══ Material provided
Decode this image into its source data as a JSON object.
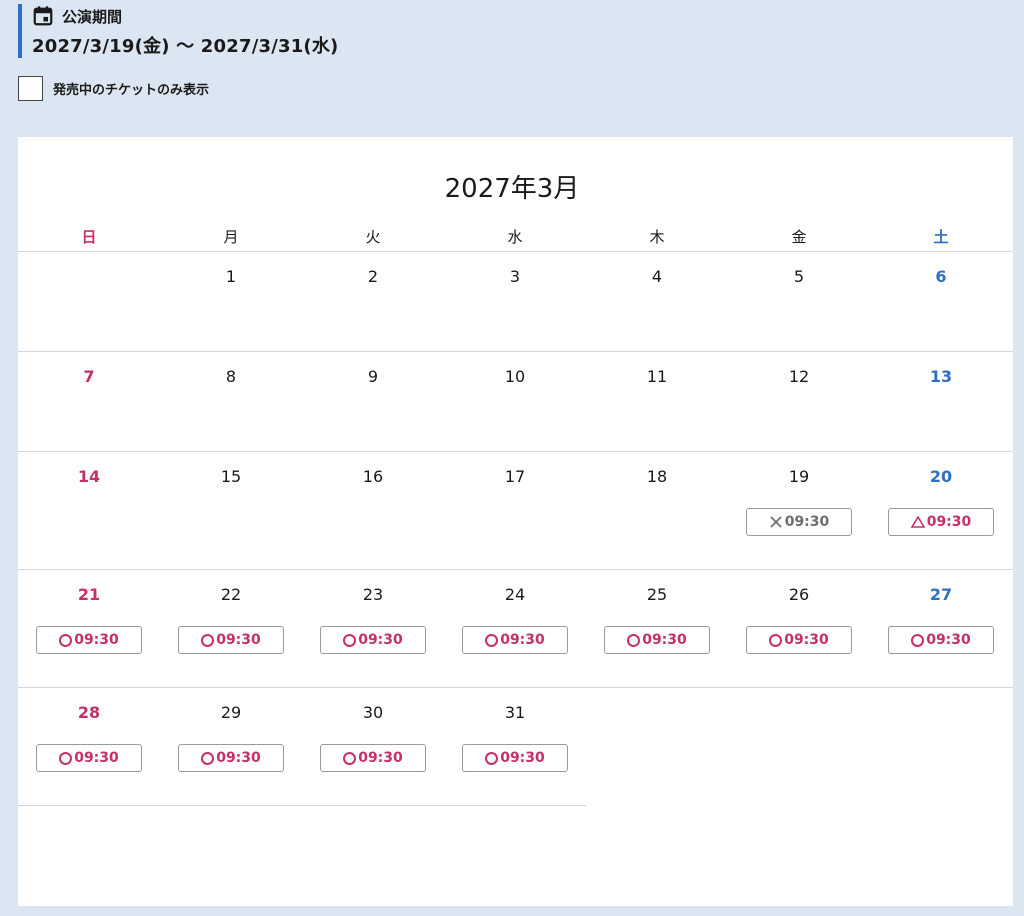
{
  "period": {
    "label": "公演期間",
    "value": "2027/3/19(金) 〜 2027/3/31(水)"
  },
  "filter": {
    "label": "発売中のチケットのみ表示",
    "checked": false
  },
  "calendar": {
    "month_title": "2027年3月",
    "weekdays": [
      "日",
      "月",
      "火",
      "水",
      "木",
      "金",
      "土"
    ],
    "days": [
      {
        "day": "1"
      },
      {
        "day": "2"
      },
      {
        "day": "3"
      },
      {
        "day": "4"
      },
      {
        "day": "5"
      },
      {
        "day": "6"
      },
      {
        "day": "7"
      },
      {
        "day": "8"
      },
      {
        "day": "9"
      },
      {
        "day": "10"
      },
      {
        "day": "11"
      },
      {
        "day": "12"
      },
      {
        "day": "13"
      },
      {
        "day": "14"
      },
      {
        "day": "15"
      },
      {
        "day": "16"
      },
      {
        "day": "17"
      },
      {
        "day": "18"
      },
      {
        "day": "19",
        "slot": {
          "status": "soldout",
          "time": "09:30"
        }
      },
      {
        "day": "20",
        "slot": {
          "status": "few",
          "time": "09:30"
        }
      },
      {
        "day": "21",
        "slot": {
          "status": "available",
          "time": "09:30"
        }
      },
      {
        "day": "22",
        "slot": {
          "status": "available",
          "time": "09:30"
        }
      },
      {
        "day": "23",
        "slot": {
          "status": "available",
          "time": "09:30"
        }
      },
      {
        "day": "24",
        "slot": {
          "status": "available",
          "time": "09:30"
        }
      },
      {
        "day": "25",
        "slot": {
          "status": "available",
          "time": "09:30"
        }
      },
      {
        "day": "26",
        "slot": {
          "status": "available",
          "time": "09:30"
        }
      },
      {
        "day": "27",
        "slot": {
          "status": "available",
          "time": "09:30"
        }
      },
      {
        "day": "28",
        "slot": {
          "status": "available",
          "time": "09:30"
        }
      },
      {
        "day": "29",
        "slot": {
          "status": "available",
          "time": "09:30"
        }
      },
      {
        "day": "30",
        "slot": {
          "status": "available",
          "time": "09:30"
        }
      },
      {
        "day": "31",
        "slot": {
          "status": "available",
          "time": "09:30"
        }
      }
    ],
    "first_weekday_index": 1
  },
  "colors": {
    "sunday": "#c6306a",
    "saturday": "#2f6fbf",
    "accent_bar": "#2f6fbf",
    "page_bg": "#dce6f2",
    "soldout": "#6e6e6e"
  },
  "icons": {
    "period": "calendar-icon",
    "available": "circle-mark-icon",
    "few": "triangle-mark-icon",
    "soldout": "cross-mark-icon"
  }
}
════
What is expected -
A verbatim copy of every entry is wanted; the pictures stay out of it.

Problem solution -
Decode this image into its source data as a JSON object.
{
  "period": {
    "label": "公演期間",
    "value": "2027/3/19(金) 〜 2027/3/31(水)"
  },
  "filter": {
    "label": "発売中のチケットのみ表示",
    "checked": false
  },
  "calendar": {
    "month_title": "2027年3月",
    "weekdays": [
      "日",
      "月",
      "火",
      "水",
      "木",
      "金",
      "土"
    ],
    "days": [
      {
        "day": "1"
      },
      {
        "day": "2"
      },
      {
        "day": "3"
      },
      {
        "day": "4"
      },
      {
        "day": "5"
      },
      {
        "day": "6"
      },
      {
        "day": "7"
      },
      {
        "day": "8"
      },
      {
        "day": "9"
      },
      {
        "day": "10"
      },
      {
        "day": "11"
      },
      {
        "day": "12"
      },
      {
        "day": "13"
      },
      {
        "day": "14"
      },
      {
        "day": "15"
      },
      {
        "day": "16"
      },
      {
        "day": "17"
      },
      {
        "day": "18"
      },
      {
        "day": "19",
        "slot": {
          "status": "soldout",
          "time": "09:30"
        }
      },
      {
        "day": "20",
        "slot": {
          "status": "few",
          "time": "09:30"
        }
      },
      {
        "day": "21",
        "slot": {
          "status": "available",
          "time": "09:30"
        }
      },
      {
        "day": "22",
        "slot": {
          "status": "available",
          "time": "09:30"
        }
      },
      {
        "day": "23",
        "slot": {
          "status": "available",
          "time": "09:30"
        }
      },
      {
        "day": "24",
        "slot": {
          "status": "available",
          "time": "09:30"
        }
      },
      {
        "day": "25",
        "slot": {
          "status": "available",
          "time": "09:30"
        }
      },
      {
        "day": "26",
        "slot": {
          "status": "available",
          "time": "09:30"
        }
      },
      {
        "day": "27",
        "slot": {
          "status": "available",
          "time": "09:30"
        }
      },
      {
        "day": "28",
        "slot": {
          "status": "available",
          "time": "09:30"
        }
      },
      {
        "day": "29",
        "slot": {
          "status": "available",
          "time": "09:30"
        }
      },
      {
        "day": "30",
        "slot": {
          "status": "available",
          "time": "09:30"
        }
      },
      {
        "day": "31",
        "slot": {
          "status": "available",
          "time": "09:30"
        }
      }
    ],
    "first_weekday_index": 1
  },
  "colors": {
    "sunday": "#c6306a",
    "saturday": "#2f6fbf",
    "accent_bar": "#2f6fbf",
    "page_bg": "#dce6f2",
    "soldout": "#6e6e6e"
  },
  "icons": {
    "period": "calendar-icon",
    "available": "circle-mark-icon",
    "few": "triangle-mark-icon",
    "soldout": "cross-mark-icon"
  }
}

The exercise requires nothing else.